Page and application data records
----------

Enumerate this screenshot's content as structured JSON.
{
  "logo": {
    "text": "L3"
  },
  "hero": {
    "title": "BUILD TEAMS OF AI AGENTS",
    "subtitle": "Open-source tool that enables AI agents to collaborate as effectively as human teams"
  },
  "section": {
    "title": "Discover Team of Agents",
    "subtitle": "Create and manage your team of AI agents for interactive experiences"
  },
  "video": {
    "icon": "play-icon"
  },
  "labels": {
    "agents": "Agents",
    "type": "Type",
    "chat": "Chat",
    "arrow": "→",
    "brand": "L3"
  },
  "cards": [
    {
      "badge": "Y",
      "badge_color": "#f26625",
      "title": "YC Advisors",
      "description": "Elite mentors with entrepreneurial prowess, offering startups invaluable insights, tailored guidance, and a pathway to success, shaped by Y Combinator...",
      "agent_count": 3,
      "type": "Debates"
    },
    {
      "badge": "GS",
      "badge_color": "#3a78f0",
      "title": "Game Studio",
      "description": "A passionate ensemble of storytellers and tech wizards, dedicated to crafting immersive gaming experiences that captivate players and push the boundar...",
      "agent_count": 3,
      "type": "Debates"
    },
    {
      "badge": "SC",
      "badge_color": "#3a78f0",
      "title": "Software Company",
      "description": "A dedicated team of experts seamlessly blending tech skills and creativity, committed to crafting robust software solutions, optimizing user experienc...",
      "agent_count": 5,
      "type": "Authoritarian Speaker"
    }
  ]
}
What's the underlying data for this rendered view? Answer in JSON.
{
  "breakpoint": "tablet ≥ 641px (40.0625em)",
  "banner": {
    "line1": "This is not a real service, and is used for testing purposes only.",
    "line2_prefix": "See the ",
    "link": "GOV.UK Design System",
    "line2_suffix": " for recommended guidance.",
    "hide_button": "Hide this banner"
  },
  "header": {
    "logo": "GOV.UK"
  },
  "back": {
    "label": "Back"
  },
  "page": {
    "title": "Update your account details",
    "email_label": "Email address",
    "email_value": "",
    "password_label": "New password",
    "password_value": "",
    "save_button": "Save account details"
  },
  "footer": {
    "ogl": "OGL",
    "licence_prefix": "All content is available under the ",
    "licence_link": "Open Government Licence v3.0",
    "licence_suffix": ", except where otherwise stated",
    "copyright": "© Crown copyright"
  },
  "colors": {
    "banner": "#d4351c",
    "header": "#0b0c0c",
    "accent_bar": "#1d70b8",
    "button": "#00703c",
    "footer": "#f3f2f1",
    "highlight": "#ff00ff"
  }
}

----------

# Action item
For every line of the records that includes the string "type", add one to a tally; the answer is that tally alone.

# Exercise output
4